This is an eye-witness account of the rise and fall of the independent, self-governing, free trades union Solidarity (Solidarnosc), which started in August 1980 and ended when Martial Law was declared 15 months later in December 1981.
'The Polish Revolution: Solidarity', was first published in 1983, and this updated edition was published 1999 to celebrate the tenth anniversary of the Collapse of Communism in Europe.
Nevertheless, it contains very few revisions, so that, for example, on page 343 the author states bleakly: "It is therefore probable that those tensions will not be reduced, and we shall, sooner or later, face a nuclear war."
This, indeed, is how the world looked in 1983. The old guard was still in the Kremlin. In the US, Ronald Reagan was rearming. And cruise missiles faced each other in Europe. So, just because a nuclear war didn't break out, doesn't mean that it couldn't have happened.

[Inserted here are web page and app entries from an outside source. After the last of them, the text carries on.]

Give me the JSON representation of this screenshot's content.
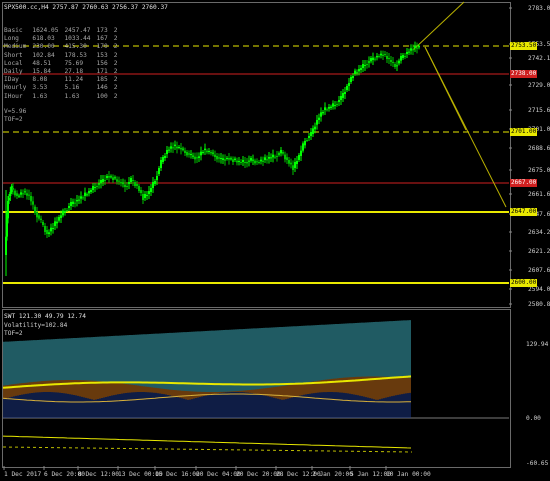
{
  "chart_window": {
    "symbol_header": "SPX500.cc,H4  2757.87 2760.63 2756.37 2760.37",
    "stats_rows": [
      {
        "name": "Basic",
        "v1": "1624.05",
        "v2": "2457.47",
        "v3": "173",
        "v4": "2"
      },
      {
        "name": "Long",
        "v1": "618.03",
        "v2": "1033.44",
        "v3": "167",
        "v4": "2"
      },
      {
        "name": "Medium",
        "v1": "230.00",
        "v2": "415.30",
        "v3": "170",
        "v4": "2"
      },
      {
        "name": "Short",
        "v1": "102.84",
        "v2": "178.53",
        "v3": "153",
        "v4": "2"
      },
      {
        "name": "Local",
        "v1": "48.51",
        "v2": "75.69",
        "v3": "156",
        "v4": "2"
      },
      {
        "name": "Daily",
        "v1": "15.84",
        "v2": "27.18",
        "v3": "171",
        "v4": "2"
      },
      {
        "name": "IDay",
        "v1": "8.08",
        "v2": "11.24",
        "v3": "185",
        "v4": "2"
      },
      {
        "name": "Hourly",
        "v1": "3.53",
        "v2": "5.16",
        "v3": "146",
        "v4": "2"
      },
      {
        "name": "IHour",
        "v1": "1.63",
        "v2": "1.63",
        "v3": "100",
        "v4": "2"
      }
    ],
    "stats_footer": [
      "V=5.96",
      "TOF=2"
    ],
    "price_ticks": [
      "2783.00",
      "2753.50",
      "2742.15",
      "2729.05",
      "2715.60",
      "2701.00",
      "2688.60",
      "2675.00",
      "2661.60",
      "2647.60",
      "2634.25",
      "2621.20",
      "2607.60",
      "2594.00",
      "2580.80"
    ],
    "level_labels": [
      {
        "text": "2753.50",
        "kind": "yellow-dashed"
      },
      {
        "text": "2738.00",
        "kind": "red"
      },
      {
        "text": "2701.00",
        "kind": "yellow-dashed"
      },
      {
        "text": "2667.00",
        "kind": "red"
      },
      {
        "text": "2647.00",
        "kind": "yellow"
      },
      {
        "text": "2600.00",
        "kind": "yellow"
      }
    ],
    "indicator_header": "SWT 121.30 49.79 12.74",
    "indicator_lines": [
      "Volatility=102.84",
      "TOF=2"
    ],
    "indicator_ticks": [
      "129.94",
      "0.00",
      "-60.65"
    ],
    "time_labels": [
      "1 Dec 2017",
      "6 Dec 20:00",
      "8 Dec 12:00",
      "13 Dec 00:00",
      "15 Dec 16:00",
      "20 Dec 04:00",
      "20 Dec 20:00",
      "28 Dec 12:00",
      "2 Jan 20:00",
      "5 Jan 12:00",
      "10 Jan 00:00"
    ],
    "colors": {
      "background": "#000000",
      "bull_candle": "#00ff00",
      "bear_candle": "#00c000",
      "level_yellow": "#e8e800",
      "level_red": "#d02020",
      "trend_line": "#b8b000",
      "hist_cyan": "#3fb6c6",
      "hist_orange": "#d0751a",
      "hist_navy": "#1e3a8a"
    }
  }
}
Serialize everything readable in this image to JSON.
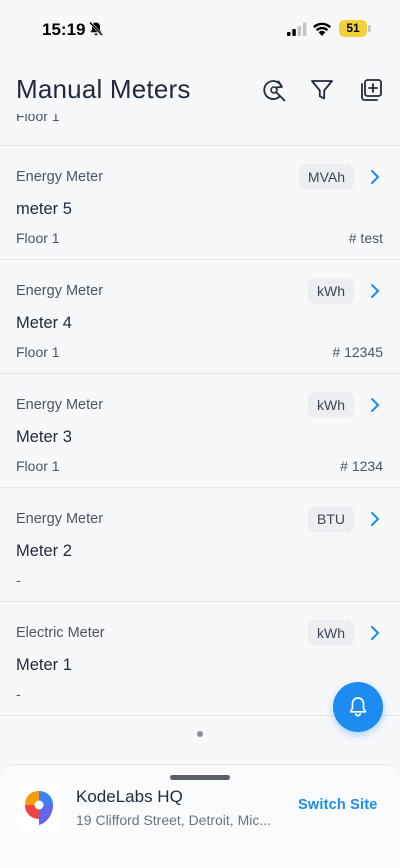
{
  "status_bar": {
    "time": "15:19",
    "battery": "51"
  },
  "header": {
    "title": "Manual Meters",
    "icons": [
      "refresh-search-icon",
      "filter-icon",
      "add-icon"
    ]
  },
  "list": {
    "partial_location": "Floor 1",
    "items": [
      {
        "type": "Energy Meter",
        "unit": "MVAh",
        "name": "meter 5",
        "location": "Floor 1",
        "tag": "# test"
      },
      {
        "type": "Energy Meter",
        "unit": "kWh",
        "name": "Meter 4",
        "location": "Floor 1",
        "tag": "# 12345"
      },
      {
        "type": "Energy Meter",
        "unit": "kWh",
        "name": "Meter 3",
        "location": "Floor 1",
        "tag": "# 1234"
      },
      {
        "type": "Energy Meter",
        "unit": "BTU",
        "name": "Meter 2",
        "location": "-",
        "tag": ""
      },
      {
        "type": "Electric Meter",
        "unit": "kWh",
        "name": "Meter 1",
        "location": "-",
        "tag": ""
      }
    ]
  },
  "site": {
    "name": "KodeLabs HQ",
    "address": "19 Clifford Street, Detroit, Mic...",
    "switch_label": "Switch Site"
  },
  "colors": {
    "accent": "#1d8bf0",
    "badge_bg": "#eceef1",
    "background": "#f7f8fa"
  }
}
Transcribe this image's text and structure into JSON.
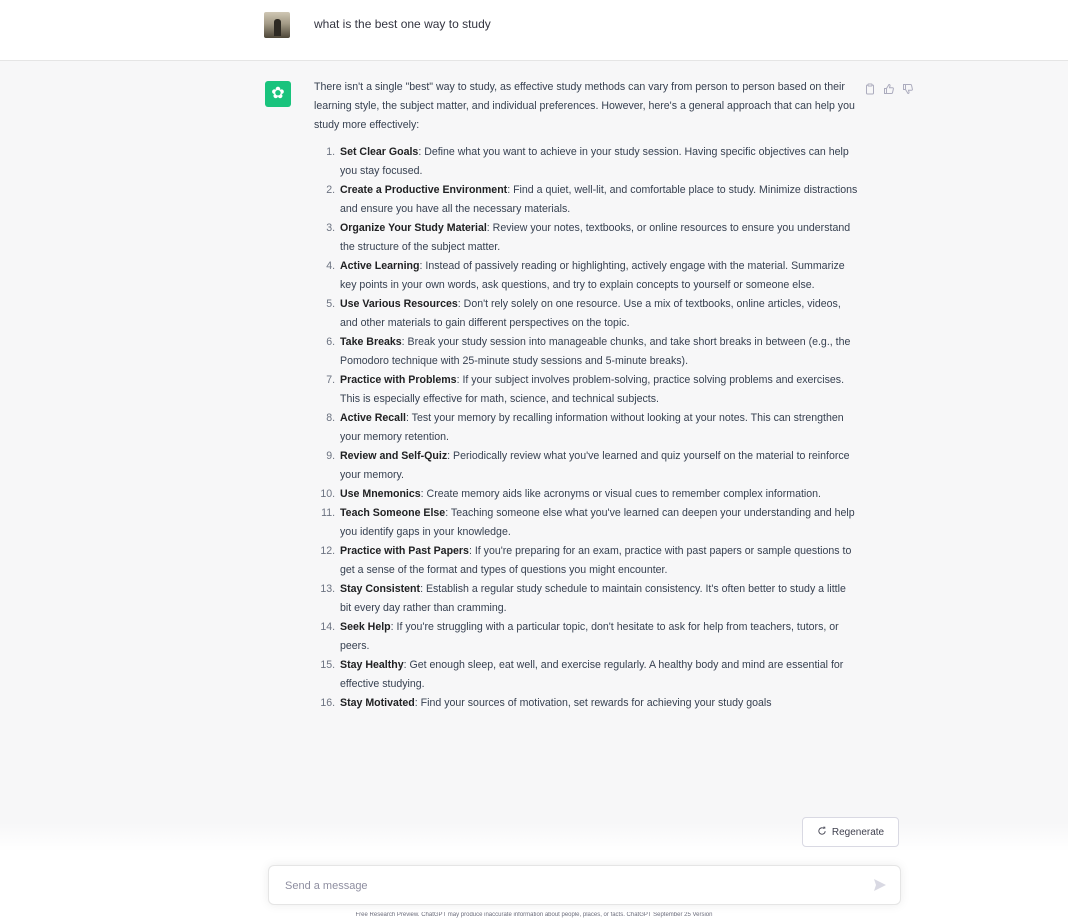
{
  "user_message": "what is the best one way to study",
  "assistant": {
    "avatar_glyph": "✿",
    "intro": "There isn't a single \"best\" way to study, as effective study methods can vary from person to person based on their learning style, the subject matter, and individual preferences. However, here's a general approach that can help you study more effectively:",
    "steps": [
      {
        "title": "Set Clear Goals",
        "text": ": Define what you want to achieve in your study session. Having specific objectives can help you stay focused."
      },
      {
        "title": "Create a Productive Environment",
        "text": ": Find a quiet, well-lit, and comfortable place to study. Minimize distractions and ensure you have all the necessary materials."
      },
      {
        "title": "Organize Your Study Material",
        "text": ": Review your notes, textbooks, or online resources to ensure you understand the structure of the subject matter."
      },
      {
        "title": "Active Learning",
        "text": ": Instead of passively reading or highlighting, actively engage with the material. Summarize key points in your own words, ask questions, and try to explain concepts to yourself or someone else."
      },
      {
        "title": "Use Various Resources",
        "text": ": Don't rely solely on one resource. Use a mix of textbooks, online articles, videos, and other materials to gain different perspectives on the topic."
      },
      {
        "title": "Take Breaks",
        "text": ": Break your study session into manageable chunks, and take short breaks in between (e.g., the Pomodoro technique with 25-minute study sessions and 5-minute breaks)."
      },
      {
        "title": "Practice with Problems",
        "text": ": If your subject involves problem-solving, practice solving problems and exercises. This is especially effective for math, science, and technical subjects."
      },
      {
        "title": "Active Recall",
        "text": ": Test your memory by recalling information without looking at your notes. This can strengthen your memory retention."
      },
      {
        "title": "Review and Self-Quiz",
        "text": ": Periodically review what you've learned and quiz yourself on the material to reinforce your memory."
      },
      {
        "title": "Use Mnemonics",
        "text": ": Create memory aids like acronyms or visual cues to remember complex information."
      },
      {
        "title": "Teach Someone Else",
        "text": ": Teaching someone else what you've learned can deepen your understanding and help you identify gaps in your knowledge."
      },
      {
        "title": "Practice with Past Papers",
        "text": ": If you're preparing for an exam, practice with past papers or sample questions to get a sense of the format and types of questions you might encounter."
      },
      {
        "title": "Stay Consistent",
        "text": ": Establish a regular study schedule to maintain consistency. It's often better to study a little bit every day rather than cramming."
      },
      {
        "title": "Seek Help",
        "text": ": If you're struggling with a particular topic, don't hesitate to ask for help from teachers, tutors, or peers."
      },
      {
        "title": "Stay Healthy",
        "text": ": Get enough sleep, eat well, and exercise regularly. A healthy body and mind are essential for effective studying."
      },
      {
        "title": "Stay Motivated",
        "text": ": Find your sources of motivation, set rewards for achieving your study goals"
      }
    ]
  },
  "actions": {
    "copy_icon": "clipboard-icon",
    "like_icon": "thumbs-up-icon",
    "dislike_icon": "thumbs-down-icon"
  },
  "regenerate_label": "Regenerate",
  "input": {
    "placeholder": "Send a message",
    "value": ""
  },
  "footer": "Free Research Preview. ChatGPT may produce inaccurate information about people, places, or facts. ChatGPT September 25 Version",
  "colors": {
    "accent": "#19c37d",
    "response_bg": "#f7f7f8",
    "text": "#374151"
  }
}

Moreover, two years earlier, it looked to many outside observers that the rise of Solidarity in Poland would not only herald a Soviet invasion, but might well spark off a nuclear war, too.
An appreciation of this chilling historical context adds dramatically to the tension of this gripping narrative, and to the bravery of almost everybody involved in the Solidarity movement - from Lech Walesa in the Lenin Shipyard in Gdansk, to Czeslaw Opolski and his defiant colleagues in the Rzeszow Commune.
Timothy Garton Ash is a journalist and a historian, but in 'The Polish Revolution' he is also a participant because he writes about Solidarity from the Polish perspective; perhaps because he had recently married his Polish wife, but also because he sees Solidarity for what it is: a genuine attempt to win economic and political rights for the people of Poland. Meanwhile, on the outside, we only saw it as an episode in the cruel Cold War, as a conflict between East and West. It wasn't like that in Poland in 1980-81.
The amazing rise of Solidarity - by the following April 30% of the members of the ruling Communist Party had also joined its ranks - was due in no small measure to its electric organisation. Timothy Garton Ash describes this phenomenon as a 'telerevolution', because by using everything at hand - including telexes, faxes, phones and radio stations - lightning strikes could be swiftly declared and uniformally followed not only in Warsaw and Gdansk, but also in the remotest parts of the country.
Consequently, Solidarity was a truly national movement, but it was undermined by its failure to accept that it was in a state of war with the Communist authorities long before the official 'State of War' was declared on the night of December 13th, 1981. Crucially, it was completely unprepared for the imposition of Martial Law. Moreover, the army severed its nationwide communications in just a few hours, effectively isolating its members from each other, and also cutting off Solidarity from the world outside.
Back in 1983, it was difficult to predict a hopeful future for Poland - or for the world. But one of Timothy Garton Ash's predictions did come true. He said that the people of Poland would not forget Solidarity and that there would be another upheaval in Poland. Blessedly, he was there to report it, too.